Under certain circumstances, Michigan dog owners can be liable for dog bites and other injuries caused by their pet, as dictated by three specific types of laws. These circumstances and the standards that affect dog owner liability are as follows:
ONE BITE RULES in some states relinquish the owner from liability for the first bite of the dog. However, once the dog has bitten someone it is considered to have demonstrated vicious behavior. The owner is hereafter on notice of its violent propensities and is liable for any subsequent attacks.
In Michigan, there is no “one bite rule.” Instead, there are two theories of liability, one is statutory, and the other is under Michigan’s common law.
Under the Michigan Dog Bite Statute (MCL § 287.351), the owner of the dog can be liable for the first bite as long as the victim (1) was lawfully on the property and (2) the victim did not provoke the dog.
Under Michigan’s common law, the victim only has to prove that the owner of the dog knew (or should have known) that the dog had vicious propensities.
The dog owner is strictly liable for any dog bite injury caused by the pet, regardless of the underlying circumstances.
In Michigan, a dog bite statute is in effect. (See MCL § 287.351 (2009)) There are three key points to the statute:
(1) Knowing that the dog could be dangerous is irrelevant: Knowledge of the dog’s viciousness is irrelevant under the statute. The dog could have been well behaved its entire life, never before biting anyone. Under this statute, the first bite can invoke liability.
(2) You must be lawfully on the property: The owner of a dog will be liable if the dog attacked you while you were on either (1) public property, or (2) while you were lawfully on private property (i.e. you weren’t trespassing or committing a crime). In other words, if you were invited onto the dog owner’s property as a guest or a potential customer, then you were lawfully on the property and can likely recover for your injuries.
(3) The Defense of Provocation: The only defense the dog owner can assert is provocation. If you were bitten after you provoked the dog, then you may be barred from recovery.
Provocation does not have to be done intentionally; instead, it can be done accidentally. In other words, you do not have to intend to anger the dog.
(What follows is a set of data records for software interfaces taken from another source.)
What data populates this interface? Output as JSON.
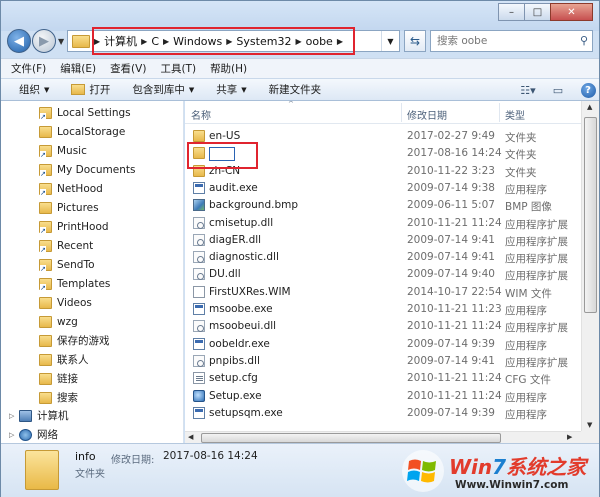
{
  "window": {
    "buttons": {
      "minimize": "–",
      "maximize": "□",
      "close": "✕"
    }
  },
  "address": {
    "crumbs": [
      "计算机",
      "C",
      "Windows",
      "System32",
      "oobe"
    ],
    "search_placeholder": "搜索 oobe"
  },
  "menu": [
    "文件(F)",
    "编辑(E)",
    "查看(V)",
    "工具(T)",
    "帮助(H)"
  ],
  "toolbar": {
    "organize": "组织",
    "open": "打开",
    "include_in_library": "包含到库中",
    "share": "共享",
    "new_folder": "新建文件夹"
  },
  "nav": {
    "items": [
      {
        "label": "Local Settings",
        "kind": "shortcut"
      },
      {
        "label": "LocalStorage",
        "kind": "folder"
      },
      {
        "label": "Music",
        "kind": "shortcut"
      },
      {
        "label": "My Documents",
        "kind": "shortcut"
      },
      {
        "label": "NetHood",
        "kind": "shortcut"
      },
      {
        "label": "Pictures",
        "kind": "folder"
      },
      {
        "label": "PrintHood",
        "kind": "shortcut"
      },
      {
        "label": "Recent",
        "kind": "shortcut"
      },
      {
        "label": "SendTo",
        "kind": "shortcut"
      },
      {
        "label": "Templates",
        "kind": "shortcut"
      },
      {
        "label": "Videos",
        "kind": "folder"
      },
      {
        "label": "wzg",
        "kind": "folder"
      },
      {
        "label": "保存的游戏",
        "kind": "folder"
      },
      {
        "label": "联系人",
        "kind": "folder"
      },
      {
        "label": "链接",
        "kind": "folder"
      },
      {
        "label": "搜索",
        "kind": "folder"
      }
    ],
    "computer": "计算机",
    "network": "网络"
  },
  "columns": {
    "name": "名称",
    "modified": "修改日期",
    "type": "类型"
  },
  "files": [
    {
      "name": "en-US",
      "date": "2017-02-27 9:49",
      "type": "文件夹",
      "icon": "folder"
    },
    {
      "name": "info",
      "date": "2017-08-16 14:24",
      "type": "文件夹",
      "icon": "folder",
      "selected": true
    },
    {
      "name": "zh-CN",
      "date": "2010-11-22 3:23",
      "type": "文件夹",
      "icon": "folder"
    },
    {
      "name": "audit.exe",
      "date": "2009-07-14 9:38",
      "type": "应用程序",
      "icon": "exe"
    },
    {
      "name": "background.bmp",
      "date": "2009-06-11 5:07",
      "type": "BMP 图像",
      "icon": "bmp"
    },
    {
      "name": "cmisetup.dll",
      "date": "2010-11-21 11:24",
      "type": "应用程序扩展",
      "icon": "dll"
    },
    {
      "name": "diagER.dll",
      "date": "2009-07-14 9:41",
      "type": "应用程序扩展",
      "icon": "dll"
    },
    {
      "name": "diagnostic.dll",
      "date": "2009-07-14 9:41",
      "type": "应用程序扩展",
      "icon": "dll"
    },
    {
      "name": "DU.dll",
      "date": "2009-07-14 9:40",
      "type": "应用程序扩展",
      "icon": "dll"
    },
    {
      "name": "FirstUXRes.WIM",
      "date": "2014-10-17 22:54",
      "type": "WIM 文件",
      "icon": "doc"
    },
    {
      "name": "msoobe.exe",
      "date": "2010-11-21 11:23",
      "type": "应用程序",
      "icon": "exe"
    },
    {
      "name": "msoobeui.dll",
      "date": "2010-11-21 11:24",
      "type": "应用程序扩展",
      "icon": "dll"
    },
    {
      "name": "oobeldr.exe",
      "date": "2009-07-14 9:39",
      "type": "应用程序",
      "icon": "exe"
    },
    {
      "name": "pnpibs.dll",
      "date": "2009-07-14 9:41",
      "type": "应用程序扩展",
      "icon": "dll"
    },
    {
      "name": "setup.cfg",
      "date": "2010-11-21 11:24",
      "type": "CFG 文件",
      "icon": "cfg"
    },
    {
      "name": "Setup.exe",
      "date": "2010-11-21 11:24",
      "type": "应用程序",
      "icon": "setup"
    },
    {
      "name": "setupsqm.exe",
      "date": "2009-07-14 9:39",
      "type": "应用程序",
      "icon": "exe"
    }
  ],
  "details": {
    "name": "info",
    "modified_label": "修改日期:",
    "modified_value": "2017-08-16 14:24",
    "type": "文件夹"
  },
  "watermark": {
    "brand_red": "Win",
    "brand_num": "7",
    "brand_rest": "系统之家",
    "url": "Www.Winwin7.com"
  }
}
If your act would have caused a regular dog to bite, then it could be considered provocation under Michigan law, barring your claim.
For example, in Brans v Extrom, 266 Mich App 216; 701 NW2d 163 (2005) the plaintiff accidentally stepped on the dog’s tail, causing the dog to bite the plaintiff’s leg. A jury found this to be adequate provocation. The Court of Appeals denied the dog owner a new trial by holding that the plaintiff’s intent was immaterial.
NEGLIGENCE LAWS in some states deem the dog owner liable.
In Michigan, the dog bite statute did not abrogate the common law rules. Under Michigan common law, the dog owner can be liable if he or she knows (or has reason to know) that the dog can be dangerous. This dog owner will then be liable if the injury occurred because the dog owner was careless by not putting a leash on the dog, failed to adequately supervise the dog, or did not use a proper sign to warn of the dangerous dog.
Based on the specific scenario, in addition to assuming liability, a dog owner may also be responsible for reimbursing the injured person for medical or psychological bills, pain and suffering caused by the attack, mental anguish, lost wages among others.
The various types of Michigan dog bite laws can be very confusing. That is why it is very important for you to speak with a Michigan dog bite attorney who specializes in Michigan dog bites. Our law firm has achieved fantastic results for dozens of seriously injured children and adults bitten or knocked down by Michigan dogs.